How confident can Kavanaugh's accuser be in a fair Senate hearing?

In this Jan. 29, 2015 file photo, Senate Judiciary Committee Chairman Sen. Charles Grassley, R-Iowa is seen on Capitol Hill in Washington, DC. (Photo by J. Scott Applewhite/File/AP)
In this Jan. 29, 2015 file photo, Senate Judiciary Committee Chairman Sen. Charles Grassley, R-Iowa is seen on Capitol Hill in Washington, DC.

As things stand, the road ahead for Brett Kavanaugh's Supreme Court nomination is unclear. Christine Blasey Ford, who this week went public with her sexual assault allegation against the judge, is prepared to testify before the Senate Judiciary Committee, but she wants FBI to scrutinize her claims first -- following the model from Clarence Thomas and Anita Hill.

The Republican majority has made some demonstrably false assertions about the FBI's purview, and Judiciary Committee Chairman Chuck Grassley (R-Iowa) has specifically argued that his committee's staff is capable of examining the controversy, and as he wrote on Twitter, "No other OUTSIDE investigation is necessary."

The first question is why Republicans would be so reluctant to have the FBI scrutinize Ford's allegation. The second question is whether the California professor can credibly expect a fair hearing in light of what we've seen from at least one member of Grassley's team. Roll Call  reported today:

Mike Davis, the committee's chief staffer for nominations, tweeted twice overnight about his key role in the committee's review of Christine Blasey Ford's allegation, as well as criticism of Ford's attorneys and his desired outcome of the process."Unfazed and determined. We will confirm Judge Kavanaugh. #ConfirmKavanaugh #SCOTUS," Davis tweeted at 11 p.m. Wednesday.Davis tweeted two hours later: "I personally questioned Judge Kavanaugh under penalty of felony and 5 years of imprisonment, if he lies. I'm still waiting to hear back from the accuser's attorneys, who can't find time between TV appearances to get back to me."

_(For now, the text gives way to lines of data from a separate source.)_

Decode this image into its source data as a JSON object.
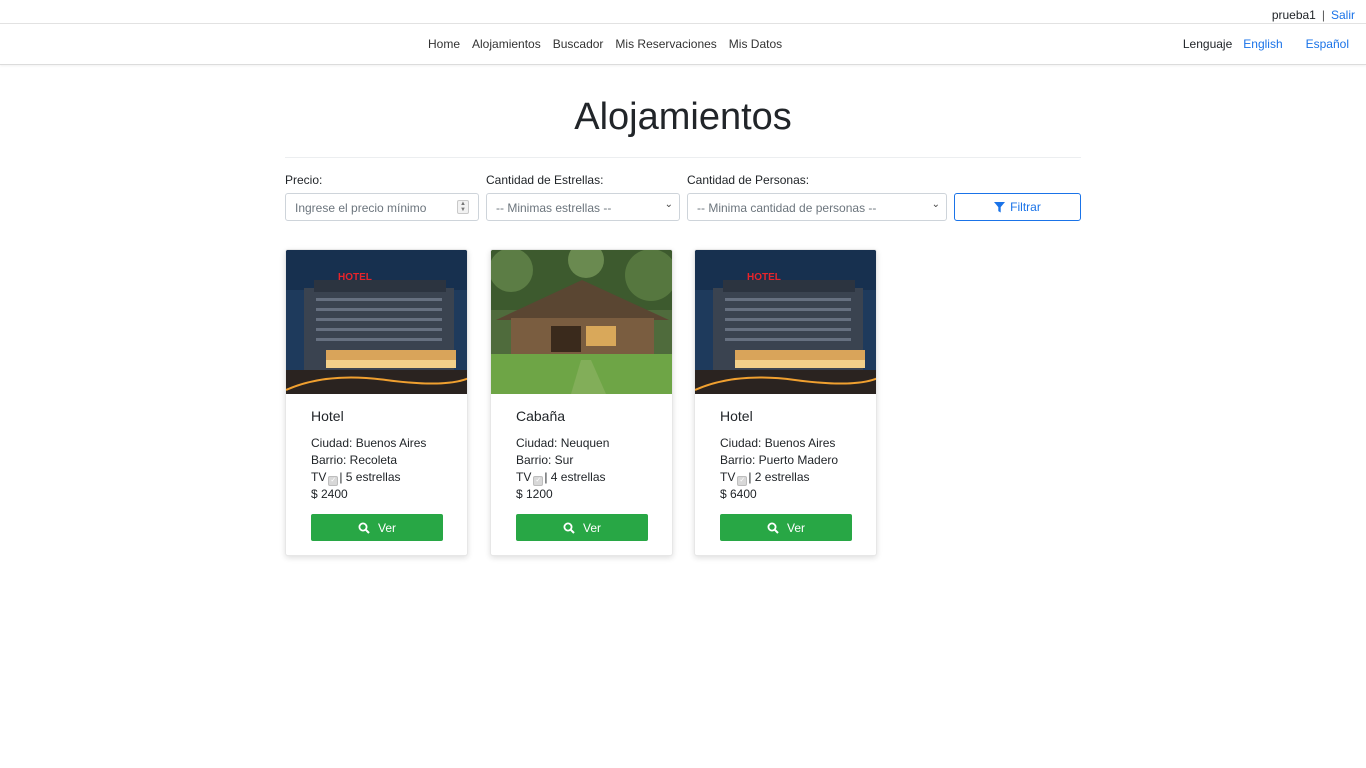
{
  "topbar": {
    "username": "prueba1",
    "separator": "|",
    "logout": "Salir"
  },
  "nav": {
    "links": [
      "Home",
      "Alojamientos",
      "Buscador",
      "Mis Reservaciones",
      "Mis Datos"
    ]
  },
  "language": {
    "label": "Lenguaje",
    "english": "English",
    "spanish": "Español"
  },
  "page": {
    "title": "Alojamientos"
  },
  "filters": {
    "price_label": "Precio:",
    "price_placeholder": "Ingrese el precio mínimo",
    "stars_label": "Cantidad de Estrellas:",
    "stars_selected": "-- Minimas estrellas --",
    "people_label": "Cantidad de Personas:",
    "people_selected": "-- Minima cantidad de personas --",
    "filter_button": "Filtrar"
  },
  "cards": [
    {
      "title": "Hotel",
      "city": "Ciudad: Buenos Aires",
      "barrio": "Barrio: Recoleta",
      "tv": "TV",
      "stars": "| 5 estrellas",
      "price": "$ 2400",
      "button": "Ver",
      "image": "hotel-night-photo"
    },
    {
      "title": "Cabaña",
      "city": "Ciudad: Neuquen",
      "barrio": "Barrio: Sur",
      "tv": "TV",
      "stars": "| 4 estrellas",
      "price": "$ 1200",
      "button": "Ver",
      "image": "wooden-cabin-photo"
    },
    {
      "title": "Hotel",
      "city": "Ciudad: Buenos Aires",
      "barrio": "Barrio: Puerto Madero",
      "tv": "TV",
      "stars": "| 2 estrellas",
      "price": "$ 6400",
      "button": "Ver",
      "image": "hotel-night-photo"
    }
  ],
  "images": {
    "hotel_sign": "HOTEL"
  },
  "colors": {
    "link": "#1a73e8",
    "button_green": "#28a745"
  }
}
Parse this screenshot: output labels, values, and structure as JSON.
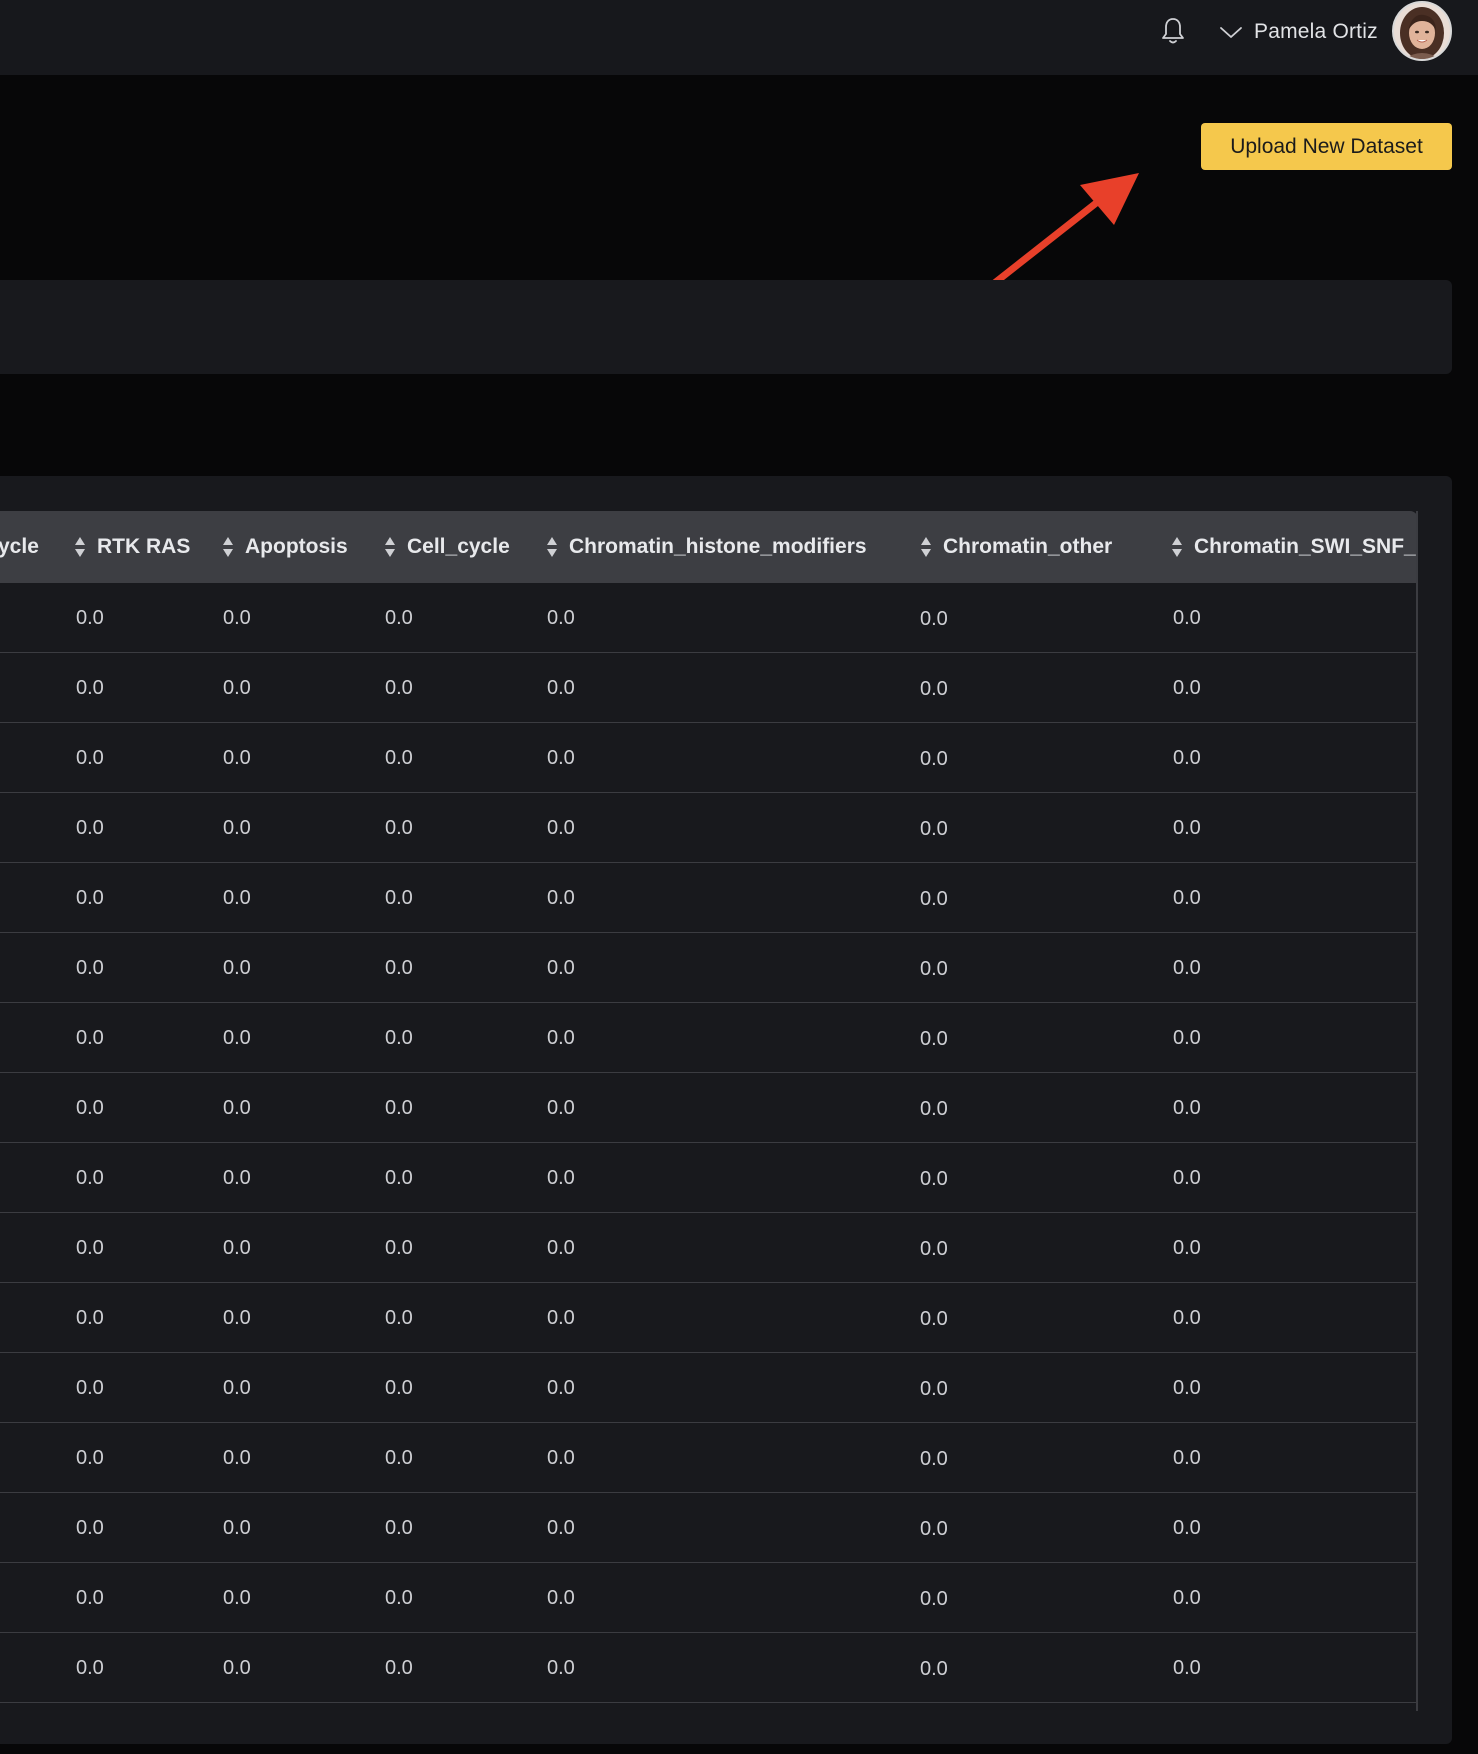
{
  "header": {
    "user_name": "Pamela Ortiz"
  },
  "actions": {
    "upload_label": "Upload New Dataset"
  },
  "table": {
    "columns": [
      "ycle",
      "RTK RAS",
      "Apoptosis",
      "Cell_cycle",
      "Chromatin_histone_modifiers",
      "Chromatin_other",
      "Chromatin_SWI_SNF_c"
    ],
    "rows": [
      [
        "0.0",
        "0.0",
        "0.0",
        "0.0",
        "0.0",
        "0.0"
      ],
      [
        "0.0",
        "0.0",
        "0.0",
        "0.0",
        "0.0",
        "0.0"
      ],
      [
        "0.0",
        "0.0",
        "0.0",
        "0.0",
        "0.0",
        "0.0"
      ],
      [
        "0.0",
        "0.0",
        "0.0",
        "0.0",
        "0.0",
        "0.0"
      ],
      [
        "0.0",
        "0.0",
        "0.0",
        "0.0",
        "0.0",
        "0.0"
      ],
      [
        "0.0",
        "0.0",
        "0.0",
        "0.0",
        "0.0",
        "0.0"
      ],
      [
        "0.0",
        "0.0",
        "0.0",
        "0.0",
        "0.0",
        "0.0"
      ],
      [
        "0.0",
        "0.0",
        "0.0",
        "0.0",
        "0.0",
        "0.0"
      ],
      [
        "0.0",
        "0.0",
        "0.0",
        "0.0",
        "0.0",
        "0.0"
      ],
      [
        "0.0",
        "0.0",
        "0.0",
        "0.0",
        "0.0",
        "0.0"
      ],
      [
        "0.0",
        "0.0",
        "0.0",
        "0.0",
        "0.0",
        "0.0"
      ],
      [
        "0.0",
        "0.0",
        "0.0",
        "0.0",
        "0.0",
        "0.0"
      ],
      [
        "0.0",
        "0.0",
        "0.0",
        "0.0",
        "0.0",
        "0.0"
      ],
      [
        "0.0",
        "0.0",
        "0.0",
        "0.0",
        "0.0",
        "0.0"
      ],
      [
        "0.0",
        "0.0",
        "0.0",
        "0.0",
        "0.0",
        "0.0"
      ],
      [
        "0.0",
        "0.0",
        "0.0",
        "0.0",
        "0.0",
        "0.0"
      ]
    ]
  },
  "icons": {
    "notifications": "bell-icon",
    "user_menu": "chevron-down-icon",
    "sort": "sort-icon",
    "annotation": "arrow-annotation"
  },
  "colors": {
    "accent": "#f5c84c",
    "annotation": "#e8402a",
    "panel": "#18191d",
    "header_row": "#3d3e43"
  }
}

It hardly came as a surprise when some saw these missives and questioned his impartiality.

That said, when the tweets from Grassley's aide generated attention, he deleted them, and published a new message.

"To clear up any confusion, I was referring to Democrats' partisan political attacks and their refusal to take part in the committee's thorough and fair investigation," Davis wrote. "I deleted the tweet to avoid any further misinterpretation by left wing media as so often happens on Twitter."

I found it hard to reconcile the deleted message with the clarification, but your mileage may vary.